Rectal cancer is common in the UK with around 14,000 people being diagnosed each year. Up to one in ten of these people will have disease which has spread beyond the wall of the bowel (locally advanced rectal cancer). In addition, one in ten patients who have an operation for rectal cancer will have their cancer return within the pelvis in the future (locally recurrent rectal cancer). The treatment for locally advanced and recurrent rectal cancer can involve a combination of surgery, chemotherapy and radiotherapy. These services are not available at every hospital in the UK and sometimes people may receive treatment at a different hospital from which they were diagnosed. This work will identify the way in which treatment decisions are made by specialists who deal with patients with complex rectal cancer and to link these decisions to clinical and survival outcomes.

Method(s) used

This study will be performed in three phases. The first phase will involve a survey to identify the current available services for patients with locally advanced and recurrent rectal cancer across the UK. The second will compare how the treatment of patients diagnosed with LARC and LRRC compares to national guidelines. The third will focus on the hospitals who perform surgery on patients with complex rectal cancer and collect data on what surgery is provided. By using information collected in established national datasets we will be able to look at longer term outcome.

All adult patients with a new diagnosis of LARC and LRRC will be eligible for inclusion. These patients will be identified through MDT meeting records. An online data capture system will be used to record a patient’s clinical details and will be linked to routinely collected, national data.

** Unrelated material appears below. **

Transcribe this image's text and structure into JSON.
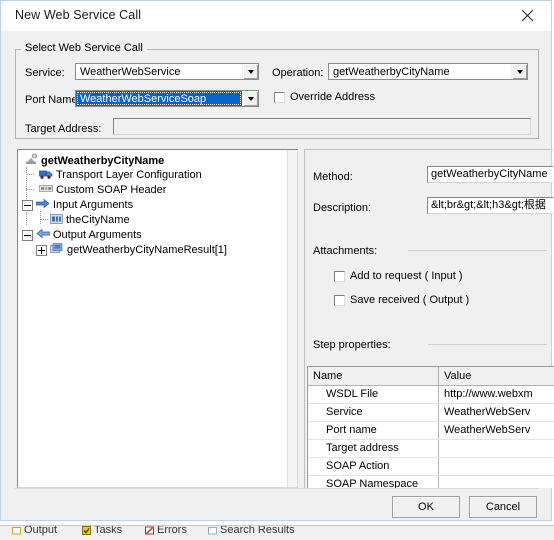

Hoped for results of this research

We hope that this research will provide a resource for patients, clinicians and commissioners by mapping rectal cancer services throughout the UK. In addition, establishing current practice is a vital component in moves to improve adherence to guidelines and highlight any deficiencies in services provided.

What is this research is expected to add to the knowledge of bowel disease and what is the impact you hope to achieve for patients?

This work will be performed as part of the Improving Management for Patients with Advanced Colorectal Tumour (IMPACT) programme. The ultimate aim of this programme and the proposed study is to increase the number of patients with LARC and LRRC referred to appropriate referral centres and to increase the survival rate.